Second, Congress could support an EDA planning coordination program to maximize the alignment of federally mandated regional plans, so that required objectives actually map toward achieving coordinated, desired outcomes in communities. Currently, at least three other federal agencies—Housing and Urban Development (HUD), Labor, and Transportation—plus the EDA require regions to produce detailed long-range or consolidated plans. It is commendable that the EDA has worked with other agencies on cross-agency recognition of these plans (e.g., a consolidated plan submitted to HUD can count for the EDA’s program requirements, and vice-versa). However, there is little coordination between the processes driven by multiple agency requirements, resulting in regional plans that often operate on parallel but disconnected tracks, sometimes with contradictory or competing priorities. Yet leaders on the ground know that effective, inclusive regional economic development requires that workforce, housing, land use, and transportation goals and investments work in concert. Grants for this EDA coordination program would increase the capacity of EDA staff and regional entities to regularly convene regional actors, coordinate with the public, align goals and investments, and revise formal plans accordingly. The EDA, HUD, the Environmental Protection Agency, the Department of Transportation, and the Government Accountability Office have all affirmed the need to better coordinate federally funded regional and local planning efforts to ensure federal investments are more strategic, aligned, and effective. Not surprisingly, some of the most promising cross-agency work currently underway is both targeted and outcome driven—for example, seeking to accelerate economic innovation, diversification, and the creation of good jobs in coal and power plant communities. 

Beyond these four key roles, the EDA could employ some core principles to inform the design and implementation of its programs, policies, and partnerships. This is what the agency, at its best, already strives to be: flexible, to best meet the unique needs of different communities and regions; locally led, to increase the probability of success and better ensure it avoids favoring some communities over others; equitable and sustainable, to demonstrate that embracing diversity, equity, inclusion, and climate resilience is key to unleashing economic opportunity and boosting U.S. competitiveness; and outcome-driven, to reward local and regional initiatives that identify clear outcomes and measures to gauge progress on those outcomes. 


As the U.S. confronts a range of economic shocks and intense global competition for leadership in innovation and economic growth, it is vital that policymakers remember that the nation’s competitiveness depends on the capacities of regions, both urban and rural, to innovate, prosper, and become more economically resilient. 

Today, America’s competitive advantages are concentrated in too few places. But there is a way to unleash the economic promise of more places, expand opportunity at home and competitiveness broadly, and make the economy work for all regions and all groups of people. With the EDA, the federal government has an indispensable agency whose sole mission is to revitalize local economies. But for now, the agency is tasked to do too much with too little, with a remit to renew distressed regions and accelerate innovation in others. Doing both effectively is crucial, and it is possible with the right support. 

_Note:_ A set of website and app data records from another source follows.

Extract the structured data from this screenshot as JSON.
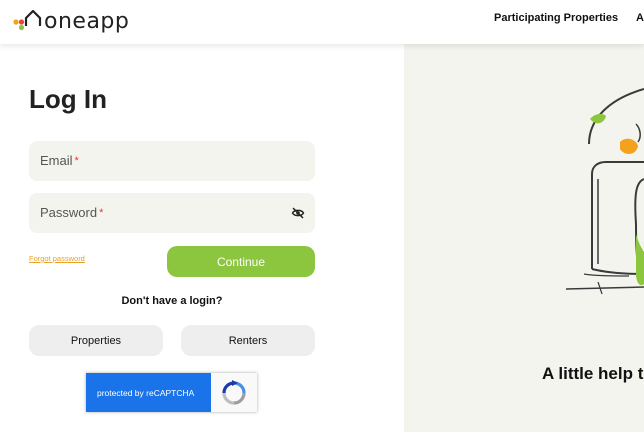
{
  "header": {
    "logo_text": "oneapp",
    "nav": [
      "Participating Properties",
      "A"
    ]
  },
  "login": {
    "title": "Log In",
    "email_label": "Email",
    "password_label": "Password",
    "required_mark": "*",
    "forgot_password": "Forgot password",
    "continue_label": "Continue",
    "no_login_text": "Don't have a login?",
    "properties_label": "Properties",
    "renters_label": "Renters"
  },
  "recaptcha": {
    "label": "protected by reCAPTCHA"
  },
  "right_panel": {
    "tagline": "A little help t"
  },
  "colors": {
    "accent": "#8cc63f",
    "link": "#e8a12a",
    "panel": "#f4f4ef",
    "recaptcha_blue": "#1a73e8"
  }
}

For these reasons, the EDA’s reauthorization and future budget appropriations must go beyond the status quo in order to modernize and equip the agency to do transformative work.